---- Records provided
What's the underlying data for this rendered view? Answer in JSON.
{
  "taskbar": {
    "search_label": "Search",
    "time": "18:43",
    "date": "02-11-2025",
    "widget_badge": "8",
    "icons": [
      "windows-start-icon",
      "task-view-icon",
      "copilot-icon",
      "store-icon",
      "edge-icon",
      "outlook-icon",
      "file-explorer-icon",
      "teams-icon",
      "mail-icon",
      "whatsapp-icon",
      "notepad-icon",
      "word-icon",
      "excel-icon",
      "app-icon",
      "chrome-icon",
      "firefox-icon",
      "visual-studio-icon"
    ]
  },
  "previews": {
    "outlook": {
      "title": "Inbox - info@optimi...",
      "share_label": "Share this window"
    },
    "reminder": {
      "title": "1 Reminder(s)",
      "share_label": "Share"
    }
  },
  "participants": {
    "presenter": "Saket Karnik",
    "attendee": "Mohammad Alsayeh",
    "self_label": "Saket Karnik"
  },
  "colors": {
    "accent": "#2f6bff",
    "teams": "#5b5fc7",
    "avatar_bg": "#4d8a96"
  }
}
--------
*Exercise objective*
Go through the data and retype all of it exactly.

*Answer space*
What's the underlying data for this rendered view? Answer in JSON.
{
  "taskbar": {
    "search_label": "Search",
    "time": "18:43",
    "date": "02-11-2025",
    "widget_badge": "8",
    "icons": [
      "windows-start-icon",
      "task-view-icon",
      "copilot-icon",
      "store-icon",
      "edge-icon",
      "outlook-icon",
      "file-explorer-icon",
      "teams-icon",
      "mail-icon",
      "whatsapp-icon",
      "notepad-icon",
      "word-icon",
      "excel-icon",
      "app-icon",
      "chrome-icon",
      "firefox-icon",
      "visual-studio-icon"
    ]
  },
  "previews": {
    "outlook": {
      "title": "Inbox - info@optimi...",
      "share_label": "Share this window"
    },
    "reminder": {
      "title": "1 Reminder(s)",
      "share_label": "Share"
    }
  },
  "participants": {
    "presenter": "Saket Karnik",
    "attendee": "Mohammad Alsayeh",
    "self_label": "Saket Karnik"
  },
  "colors": {
    "accent": "#2f6bff",
    "teams": "#5b5fc7",
    "avatar_bg": "#4d8a96"
  }
}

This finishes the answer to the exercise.